══ Records supplied
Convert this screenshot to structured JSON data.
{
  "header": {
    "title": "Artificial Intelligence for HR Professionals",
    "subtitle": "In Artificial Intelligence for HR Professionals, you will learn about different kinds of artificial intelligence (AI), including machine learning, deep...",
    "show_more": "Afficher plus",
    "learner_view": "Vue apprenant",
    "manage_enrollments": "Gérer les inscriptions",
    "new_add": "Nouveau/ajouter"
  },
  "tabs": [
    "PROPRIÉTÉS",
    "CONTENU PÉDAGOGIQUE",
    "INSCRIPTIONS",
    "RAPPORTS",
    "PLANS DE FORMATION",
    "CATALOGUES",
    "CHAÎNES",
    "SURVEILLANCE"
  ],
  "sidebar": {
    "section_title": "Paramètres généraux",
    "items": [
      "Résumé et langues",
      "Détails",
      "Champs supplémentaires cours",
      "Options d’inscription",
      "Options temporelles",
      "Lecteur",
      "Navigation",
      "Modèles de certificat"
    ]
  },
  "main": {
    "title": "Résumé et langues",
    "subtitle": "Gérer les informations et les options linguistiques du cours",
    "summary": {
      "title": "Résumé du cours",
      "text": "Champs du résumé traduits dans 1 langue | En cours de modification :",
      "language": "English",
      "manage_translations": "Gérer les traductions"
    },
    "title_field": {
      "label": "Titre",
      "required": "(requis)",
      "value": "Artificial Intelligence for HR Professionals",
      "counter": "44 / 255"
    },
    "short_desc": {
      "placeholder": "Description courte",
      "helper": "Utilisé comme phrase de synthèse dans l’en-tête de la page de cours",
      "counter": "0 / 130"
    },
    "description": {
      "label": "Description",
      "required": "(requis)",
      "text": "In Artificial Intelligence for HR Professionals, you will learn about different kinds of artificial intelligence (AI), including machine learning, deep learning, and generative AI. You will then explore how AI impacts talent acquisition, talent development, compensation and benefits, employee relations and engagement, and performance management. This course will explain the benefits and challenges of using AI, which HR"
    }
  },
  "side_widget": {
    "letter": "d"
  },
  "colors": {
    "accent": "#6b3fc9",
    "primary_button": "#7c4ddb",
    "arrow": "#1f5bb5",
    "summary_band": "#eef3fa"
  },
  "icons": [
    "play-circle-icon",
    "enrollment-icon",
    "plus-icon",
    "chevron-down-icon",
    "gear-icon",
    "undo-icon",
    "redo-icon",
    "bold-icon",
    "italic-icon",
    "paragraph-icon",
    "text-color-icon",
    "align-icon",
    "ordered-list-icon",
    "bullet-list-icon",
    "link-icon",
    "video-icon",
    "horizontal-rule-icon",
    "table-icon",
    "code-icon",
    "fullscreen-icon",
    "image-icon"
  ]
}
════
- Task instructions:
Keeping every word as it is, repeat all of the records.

- Task output:
Convert this screenshot to structured JSON data.
{
  "header": {
    "title": "Artificial Intelligence for HR Professionals",
    "subtitle": "In Artificial Intelligence for HR Professionals, you will learn about different kinds of artificial intelligence (AI), including machine learning, deep...",
    "show_more": "Afficher plus",
    "learner_view": "Vue apprenant",
    "manage_enrollments": "Gérer les inscriptions",
    "new_add": "Nouveau/ajouter"
  },
  "tabs": [
    "PROPRIÉTÉS",
    "CONTENU PÉDAGOGIQUE",
    "INSCRIPTIONS",
    "RAPPORTS",
    "PLANS DE FORMATION",
    "CATALOGUES",
    "CHAÎNES",
    "SURVEILLANCE"
  ],
  "sidebar": {
    "section_title": "Paramètres généraux",
    "items": [
      "Résumé et langues",
      "Détails",
      "Champs supplémentaires cours",
      "Options d’inscription",
      "Options temporelles",
      "Lecteur",
      "Navigation",
      "Modèles de certificat"
    ]
  },
  "main": {
    "title": "Résumé et langues",
    "subtitle": "Gérer les informations et les options linguistiques du cours",
    "summary": {
      "title": "Résumé du cours",
      "text": "Champs du résumé traduits dans 1 langue | En cours de modification :",
      "language": "English",
      "manage_translations": "Gérer les traductions"
    },
    "title_field": {
      "label": "Titre",
      "required": "(requis)",
      "value": "Artificial Intelligence for HR Professionals",
      "counter": "44 / 255"
    },
    "short_desc": {
      "placeholder": "Description courte",
      "helper": "Utilisé comme phrase de synthèse dans l’en-tête de la page de cours",
      "counter": "0 / 130"
    },
    "description": {
      "label": "Description",
      "required": "(requis)",
      "text": "In Artificial Intelligence for HR Professionals, you will learn about different kinds of artificial intelligence (AI), including machine learning, deep learning, and generative AI. You will then explore how AI impacts talent acquisition, talent development, compensation and benefits, employee relations and engagement, and performance management. This course will explain the benefits and challenges of using AI, which HR"
    }
  },
  "side_widget": {
    "letter": "d"
  },
  "colors": {
    "accent": "#6b3fc9",
    "primary_button": "#7c4ddb",
    "arrow": "#1f5bb5",
    "summary_band": "#eef3fa"
  },
  "icons": [
    "play-circle-icon",
    "enrollment-icon",
    "plus-icon",
    "chevron-down-icon",
    "gear-icon",
    "undo-icon",
    "redo-icon",
    "bold-icon",
    "italic-icon",
    "paragraph-icon",
    "text-color-icon",
    "align-icon",
    "ordered-list-icon",
    "bullet-list-icon",
    "link-icon",
    "video-icon",
    "horizontal-rule-icon",
    "table-icon",
    "code-icon",
    "fullscreen-icon",
    "image-icon"
  ]
}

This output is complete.